In the wake of October’s Distributed Denial of Service (DDoS) attack that used hundreds of unsecured devices to prevent access to a number of U.S. websites, Reps. Frank Pallone, D-N.J., and Jan Schakowsky, D-Ill., wrote a letter to Federal Trade Commission (FTC) Chairwoman Edith Ramirez asking that her agency take action to ensure greater security of Internet of Things (IoT) devices.
“It is time for the FTC to strongly reinforce to both consumers and device manufacturers the need to adopt strong security measures,” Pallone and Schakowsky wrote.
Because the October hackers were able to use default usernames and passwords on approximately 400,000 IoT devices to create their attack, the representatives requested that the FTC alert consumers to the dangers of using default passwords as well as work with device manufacturers to increase security and make password changes part of the device setup process.
“Most consumers whose devices were used in the recent DDoS attack or similar attacks will never know that their devices were accessed. Without their owners’ knowledge, the unsecured devices allow hackers to control their use and possibly learn private information about their owners. For example, a hacker may hijack a consumer’s home Web camera to learn intimate details of what is going on within the owner’s residence,” Pallone and Schakowsky wrote.
The representatives also expressed concern over devices that have hardwired default security, which doesn’t allow consumers to manually change the username or password information.
The FTC has published warnings about device security before in both a 2013 article on using IP cameras safely and a 2015 report on why device manufacturers should require consumers to change passwords from the default.
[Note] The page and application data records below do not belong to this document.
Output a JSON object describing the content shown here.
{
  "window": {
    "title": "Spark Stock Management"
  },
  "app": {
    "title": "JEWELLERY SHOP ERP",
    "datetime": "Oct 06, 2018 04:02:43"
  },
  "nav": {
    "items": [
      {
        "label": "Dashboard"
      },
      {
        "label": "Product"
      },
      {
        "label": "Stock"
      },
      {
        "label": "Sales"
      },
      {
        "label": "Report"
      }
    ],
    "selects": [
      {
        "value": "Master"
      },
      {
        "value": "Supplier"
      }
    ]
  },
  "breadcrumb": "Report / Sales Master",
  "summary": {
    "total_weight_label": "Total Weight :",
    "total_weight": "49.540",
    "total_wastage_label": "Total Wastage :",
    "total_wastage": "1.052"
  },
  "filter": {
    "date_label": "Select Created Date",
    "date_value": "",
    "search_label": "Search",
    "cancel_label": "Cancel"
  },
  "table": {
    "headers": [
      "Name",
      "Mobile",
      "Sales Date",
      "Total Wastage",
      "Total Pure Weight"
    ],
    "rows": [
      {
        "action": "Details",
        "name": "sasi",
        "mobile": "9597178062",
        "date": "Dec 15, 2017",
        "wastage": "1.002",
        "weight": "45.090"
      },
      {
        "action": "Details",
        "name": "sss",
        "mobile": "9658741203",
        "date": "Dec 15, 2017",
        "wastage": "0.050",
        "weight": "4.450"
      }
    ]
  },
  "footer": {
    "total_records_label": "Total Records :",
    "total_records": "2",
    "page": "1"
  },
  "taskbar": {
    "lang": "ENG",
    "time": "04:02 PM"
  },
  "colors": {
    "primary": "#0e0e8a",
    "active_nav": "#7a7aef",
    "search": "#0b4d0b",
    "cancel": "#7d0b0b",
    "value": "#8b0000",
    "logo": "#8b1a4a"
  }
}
“While the FTC’s past warnings are commendable, they are insufficient in the current environment. The FTC has published no additional warnings or advice to consumers in light of the October 21 DDoS cyberattack. An incident that security experts have labeled ‘historic’ coupled with the rapid proliferation of IoT devices raises these issues with renewed urgency. It is time for the FTC to strongly reinforce to both consumers and device manufacturers the need to adopt strong security measures,” Pallone and Schakowsky wrote.